◆ **Work item**: In the entries that follow, find every line containing "placeholder" and copy it.

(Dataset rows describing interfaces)

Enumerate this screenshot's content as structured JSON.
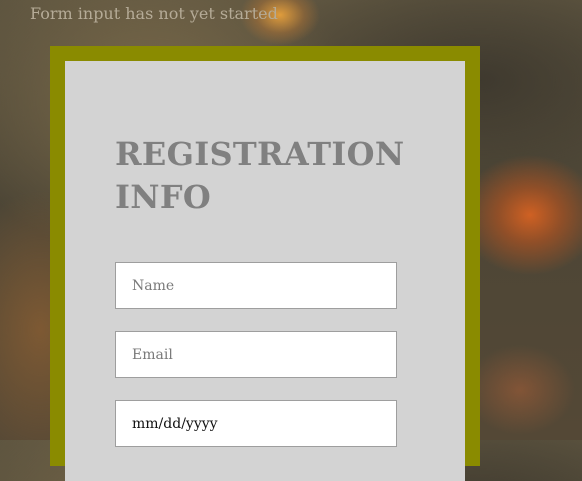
{
  "status": {
    "text": "Form input has not yet started"
  },
  "form": {
    "title": "REGISTRATION INFO",
    "fields": {
      "name": {
        "placeholder": "Name",
        "value": ""
      },
      "email": {
        "placeholder": "Email",
        "value": ""
      },
      "date": {
        "display": "mm/dd/yyyy",
        "value": ""
      }
    }
  },
  "colors": {
    "frame_border": "#8a8b00",
    "card_background": "#d3d3d3",
    "title_text": "#808080",
    "status_text": "#b5ab97"
  }
}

◆ **Output for this task**:
        "placeholder": "Name",
        "placeholder": "Email",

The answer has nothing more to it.